This trio will be very significant in Jesse's future, as director Nicolas Winding Refn paid yet another arthouse tribute to the exploitation movies he loved. As with his previous film Only God Forgives, this proved divisive, though not as much as that effort had been, as if after Drive had failed to conjure up a comparable movie his audience was shrinking to the diehard fans who naturally were more appreciative than the more casually interested viewers who took one look at this and either did not know what to make of it or were bored to tears. It was certainly a slow-moving, stilted experience, but plenty of art films were, the crux of the matter was whether any of it was worthwhile at all.
The real star of this was Natasha Braier whose cinematography remained sleek and striking even as the story quickly began to drag. Under Refn's instruction she rendered every shot worthy of an expensive pop video, and provided the best motive to keep watching no matter what you thought of the rest of this, for good or ill. The locations away from Jesse's rundown motel home (operated by a sleazy Keanu Reeves) were all highly stylised and possibly deserved a better plot to play out within them, instead of this twenty-first century fairy tale about an innocent led astray by the big bad wolves of the fashion industry. Any hopes that Refn had something serious to say on the subject of how that profession chews up and spits out young women were largely fruitless.
After all, most of us had heard horror stories about the callous treatment of models as commodities, but when they were turned into a literal horror story it just went too far in its overemphatic manner, no matter that it actually showed more restraint than perhaps it needed to. Not in every scene, and there was bloodshed, but even the kinky sex appeared set on getting a rise out of the audience rather than serving up anything remotely like a serious commentary. Some compared this to showbiz nightmare movies like Valley of the Dolls, Showgirls or Black Swan each of which generated wildly differing responses, and it is accurate to observe it owed something to that subgenre of melodrama, but all it had to add were those gleaming images. You searched for any kind of integrity in its substance, and found you were seeking in vain.

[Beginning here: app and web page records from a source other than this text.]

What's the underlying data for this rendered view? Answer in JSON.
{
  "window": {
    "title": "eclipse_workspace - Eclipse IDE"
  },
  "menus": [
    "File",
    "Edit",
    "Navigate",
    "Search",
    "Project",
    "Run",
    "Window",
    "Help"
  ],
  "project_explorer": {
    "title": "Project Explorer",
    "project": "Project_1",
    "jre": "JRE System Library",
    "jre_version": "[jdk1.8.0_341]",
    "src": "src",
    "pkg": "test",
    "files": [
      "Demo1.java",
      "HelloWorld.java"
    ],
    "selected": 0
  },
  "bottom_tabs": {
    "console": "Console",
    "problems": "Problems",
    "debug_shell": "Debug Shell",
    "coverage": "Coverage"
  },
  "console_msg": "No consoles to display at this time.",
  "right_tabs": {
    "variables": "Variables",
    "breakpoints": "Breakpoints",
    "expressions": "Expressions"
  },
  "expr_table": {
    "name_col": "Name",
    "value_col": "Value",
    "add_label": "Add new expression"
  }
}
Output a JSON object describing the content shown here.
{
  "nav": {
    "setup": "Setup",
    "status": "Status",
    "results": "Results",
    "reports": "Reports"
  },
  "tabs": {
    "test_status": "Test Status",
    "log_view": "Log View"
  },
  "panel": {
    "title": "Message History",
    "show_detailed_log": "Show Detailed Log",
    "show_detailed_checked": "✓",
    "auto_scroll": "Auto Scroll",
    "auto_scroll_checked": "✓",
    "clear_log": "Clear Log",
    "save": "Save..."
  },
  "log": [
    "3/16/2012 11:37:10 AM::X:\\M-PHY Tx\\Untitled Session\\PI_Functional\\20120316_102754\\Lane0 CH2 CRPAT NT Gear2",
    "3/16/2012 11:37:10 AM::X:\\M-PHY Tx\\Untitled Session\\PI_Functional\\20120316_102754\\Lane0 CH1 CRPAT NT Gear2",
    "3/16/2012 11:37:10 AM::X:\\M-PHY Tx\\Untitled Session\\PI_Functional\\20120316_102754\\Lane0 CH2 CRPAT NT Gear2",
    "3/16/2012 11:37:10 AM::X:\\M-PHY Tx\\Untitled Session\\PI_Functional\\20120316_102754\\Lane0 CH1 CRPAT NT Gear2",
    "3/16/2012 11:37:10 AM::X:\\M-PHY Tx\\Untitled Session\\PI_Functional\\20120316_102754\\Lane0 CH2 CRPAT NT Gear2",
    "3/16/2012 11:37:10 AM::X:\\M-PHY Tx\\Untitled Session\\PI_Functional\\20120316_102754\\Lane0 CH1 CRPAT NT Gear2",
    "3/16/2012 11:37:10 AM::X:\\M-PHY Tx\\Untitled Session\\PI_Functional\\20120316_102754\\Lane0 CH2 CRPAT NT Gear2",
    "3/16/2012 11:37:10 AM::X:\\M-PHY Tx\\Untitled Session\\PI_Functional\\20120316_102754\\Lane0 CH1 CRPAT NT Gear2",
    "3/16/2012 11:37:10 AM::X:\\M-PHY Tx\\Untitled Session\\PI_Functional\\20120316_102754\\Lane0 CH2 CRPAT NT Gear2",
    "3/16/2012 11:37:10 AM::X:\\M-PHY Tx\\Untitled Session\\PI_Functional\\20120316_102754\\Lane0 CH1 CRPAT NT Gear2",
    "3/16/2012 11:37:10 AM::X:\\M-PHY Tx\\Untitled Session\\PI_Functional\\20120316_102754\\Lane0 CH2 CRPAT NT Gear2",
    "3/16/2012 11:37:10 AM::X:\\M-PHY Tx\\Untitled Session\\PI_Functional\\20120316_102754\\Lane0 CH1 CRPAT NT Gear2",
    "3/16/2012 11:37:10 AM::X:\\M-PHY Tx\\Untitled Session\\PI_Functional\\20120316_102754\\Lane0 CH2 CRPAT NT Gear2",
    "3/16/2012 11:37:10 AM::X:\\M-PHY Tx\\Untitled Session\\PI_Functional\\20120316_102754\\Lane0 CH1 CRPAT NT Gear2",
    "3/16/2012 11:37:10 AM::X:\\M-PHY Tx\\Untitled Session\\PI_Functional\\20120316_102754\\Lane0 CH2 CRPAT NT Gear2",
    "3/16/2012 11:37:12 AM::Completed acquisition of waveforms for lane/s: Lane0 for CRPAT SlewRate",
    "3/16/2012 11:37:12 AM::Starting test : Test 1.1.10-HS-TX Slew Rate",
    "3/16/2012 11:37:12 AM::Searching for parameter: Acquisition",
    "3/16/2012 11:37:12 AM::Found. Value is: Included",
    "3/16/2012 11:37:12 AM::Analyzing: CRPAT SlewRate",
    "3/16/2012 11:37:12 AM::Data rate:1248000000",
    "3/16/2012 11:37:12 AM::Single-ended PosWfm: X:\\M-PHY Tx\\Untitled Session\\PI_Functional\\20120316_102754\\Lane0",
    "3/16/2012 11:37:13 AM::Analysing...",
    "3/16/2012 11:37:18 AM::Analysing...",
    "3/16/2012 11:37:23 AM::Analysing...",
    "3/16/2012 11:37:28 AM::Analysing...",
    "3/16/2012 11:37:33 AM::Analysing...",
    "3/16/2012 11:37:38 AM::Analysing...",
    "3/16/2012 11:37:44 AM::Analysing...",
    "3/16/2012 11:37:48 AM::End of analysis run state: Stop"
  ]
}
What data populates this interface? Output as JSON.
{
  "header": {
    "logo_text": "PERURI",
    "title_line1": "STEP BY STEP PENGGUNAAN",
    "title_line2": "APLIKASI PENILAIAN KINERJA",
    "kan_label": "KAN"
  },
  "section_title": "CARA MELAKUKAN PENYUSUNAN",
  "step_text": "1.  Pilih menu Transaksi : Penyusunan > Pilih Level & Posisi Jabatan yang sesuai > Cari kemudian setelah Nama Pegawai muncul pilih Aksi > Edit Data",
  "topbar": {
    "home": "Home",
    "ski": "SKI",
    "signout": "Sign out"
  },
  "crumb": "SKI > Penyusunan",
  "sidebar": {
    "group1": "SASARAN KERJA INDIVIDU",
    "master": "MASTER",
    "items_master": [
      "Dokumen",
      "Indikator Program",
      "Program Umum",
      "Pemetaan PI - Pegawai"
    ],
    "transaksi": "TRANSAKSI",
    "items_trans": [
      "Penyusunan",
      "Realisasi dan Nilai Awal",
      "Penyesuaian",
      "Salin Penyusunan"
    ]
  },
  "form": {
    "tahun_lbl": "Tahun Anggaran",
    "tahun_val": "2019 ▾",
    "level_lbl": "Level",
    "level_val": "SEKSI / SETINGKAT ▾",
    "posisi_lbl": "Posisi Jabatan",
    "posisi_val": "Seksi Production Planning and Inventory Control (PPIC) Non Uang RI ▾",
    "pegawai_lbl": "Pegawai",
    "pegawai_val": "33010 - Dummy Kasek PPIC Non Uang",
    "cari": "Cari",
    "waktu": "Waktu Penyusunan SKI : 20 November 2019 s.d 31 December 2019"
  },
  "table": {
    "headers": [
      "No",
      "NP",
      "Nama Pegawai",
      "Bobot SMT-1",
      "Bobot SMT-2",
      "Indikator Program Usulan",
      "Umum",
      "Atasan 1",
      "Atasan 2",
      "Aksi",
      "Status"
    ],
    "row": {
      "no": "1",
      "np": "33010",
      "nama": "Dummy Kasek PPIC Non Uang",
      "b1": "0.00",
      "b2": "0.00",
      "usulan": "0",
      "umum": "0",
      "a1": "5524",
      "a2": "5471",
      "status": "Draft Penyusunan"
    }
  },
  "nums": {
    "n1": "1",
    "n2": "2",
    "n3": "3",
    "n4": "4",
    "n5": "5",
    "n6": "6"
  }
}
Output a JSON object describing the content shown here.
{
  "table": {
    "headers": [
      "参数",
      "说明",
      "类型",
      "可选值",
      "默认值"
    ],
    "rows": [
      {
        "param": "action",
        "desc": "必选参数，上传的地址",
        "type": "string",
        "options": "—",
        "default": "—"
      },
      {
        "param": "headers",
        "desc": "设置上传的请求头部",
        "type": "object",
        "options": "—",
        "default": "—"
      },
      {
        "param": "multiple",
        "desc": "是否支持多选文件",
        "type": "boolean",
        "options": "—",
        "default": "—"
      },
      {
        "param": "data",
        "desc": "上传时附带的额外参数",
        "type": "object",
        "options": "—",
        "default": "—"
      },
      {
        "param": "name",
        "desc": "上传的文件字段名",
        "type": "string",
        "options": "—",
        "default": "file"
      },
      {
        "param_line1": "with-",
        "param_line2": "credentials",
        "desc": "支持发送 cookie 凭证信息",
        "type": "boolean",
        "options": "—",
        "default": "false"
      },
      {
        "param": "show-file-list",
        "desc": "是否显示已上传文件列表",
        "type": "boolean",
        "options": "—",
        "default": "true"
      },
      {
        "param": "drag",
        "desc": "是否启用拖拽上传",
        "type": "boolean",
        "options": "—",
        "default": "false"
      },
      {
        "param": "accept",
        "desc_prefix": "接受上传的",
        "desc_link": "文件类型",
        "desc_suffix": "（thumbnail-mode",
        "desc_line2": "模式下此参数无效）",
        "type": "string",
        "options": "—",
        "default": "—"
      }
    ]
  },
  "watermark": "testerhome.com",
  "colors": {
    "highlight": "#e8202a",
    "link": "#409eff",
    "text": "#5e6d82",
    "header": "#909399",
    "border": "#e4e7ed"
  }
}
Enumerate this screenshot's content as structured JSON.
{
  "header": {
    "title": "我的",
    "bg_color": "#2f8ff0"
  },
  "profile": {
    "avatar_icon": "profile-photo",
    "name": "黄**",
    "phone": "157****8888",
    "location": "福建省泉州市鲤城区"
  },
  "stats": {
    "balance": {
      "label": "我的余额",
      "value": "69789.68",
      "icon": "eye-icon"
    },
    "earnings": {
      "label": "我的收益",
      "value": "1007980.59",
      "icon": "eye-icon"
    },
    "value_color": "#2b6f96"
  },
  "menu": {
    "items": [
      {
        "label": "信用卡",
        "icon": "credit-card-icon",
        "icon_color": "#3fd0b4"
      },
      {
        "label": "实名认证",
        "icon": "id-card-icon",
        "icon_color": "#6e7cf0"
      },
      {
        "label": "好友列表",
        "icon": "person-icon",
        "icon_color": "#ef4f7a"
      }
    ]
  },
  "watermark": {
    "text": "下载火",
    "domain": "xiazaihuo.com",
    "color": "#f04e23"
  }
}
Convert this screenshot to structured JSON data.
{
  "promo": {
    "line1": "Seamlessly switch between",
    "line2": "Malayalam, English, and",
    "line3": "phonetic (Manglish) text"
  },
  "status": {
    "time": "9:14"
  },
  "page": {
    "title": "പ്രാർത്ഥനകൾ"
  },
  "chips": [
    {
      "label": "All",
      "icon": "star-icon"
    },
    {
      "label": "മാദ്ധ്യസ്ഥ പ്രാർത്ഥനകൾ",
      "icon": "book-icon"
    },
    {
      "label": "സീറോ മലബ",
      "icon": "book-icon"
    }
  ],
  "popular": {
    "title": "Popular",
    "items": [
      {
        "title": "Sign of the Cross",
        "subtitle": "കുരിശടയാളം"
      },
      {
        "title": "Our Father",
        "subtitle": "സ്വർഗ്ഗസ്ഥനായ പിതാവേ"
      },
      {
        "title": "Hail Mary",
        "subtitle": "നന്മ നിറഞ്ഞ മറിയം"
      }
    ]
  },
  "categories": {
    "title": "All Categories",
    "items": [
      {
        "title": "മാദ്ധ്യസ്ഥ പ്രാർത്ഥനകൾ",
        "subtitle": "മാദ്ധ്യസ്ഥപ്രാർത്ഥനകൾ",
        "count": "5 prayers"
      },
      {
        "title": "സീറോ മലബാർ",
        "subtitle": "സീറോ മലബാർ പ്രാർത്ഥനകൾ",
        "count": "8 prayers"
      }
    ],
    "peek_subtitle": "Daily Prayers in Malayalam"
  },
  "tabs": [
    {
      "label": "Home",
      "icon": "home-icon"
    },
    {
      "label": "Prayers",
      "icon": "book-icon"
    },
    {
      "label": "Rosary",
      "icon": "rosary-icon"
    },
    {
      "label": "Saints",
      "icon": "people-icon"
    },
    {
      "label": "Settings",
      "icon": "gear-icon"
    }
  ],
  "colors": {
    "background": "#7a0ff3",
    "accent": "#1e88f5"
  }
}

It did not help that everyone performed as if English was not their native language, including the cast members for whom English was their native language, which should have lent the proceedings a camp quality that might have rescued it, only a sense of humour here was purely of the nasty, victimising variety, should that make you laugh. Otherwise, you were stuck with actors glacially going through the motions as dictated by their director, which no matter how silly it became also made watching The Neon Demon monotonous. The impression was of a piece straining for controversy as a method of drumming up publicity and not tackling any subjects sincerely, which scuppered its uses as anything other than a horror yarn for those who thought themselves above the usual methods of going about such genre works, and had you yearning for Refn to give up the aching for pretension and serve up something amusingly goofy with no such caveats that what you were seeing may look nice enough, but rang hollow. Although it sounded nice too, thanks to Cliff Martinez on soundtrack duties. All surface pleasures, basically.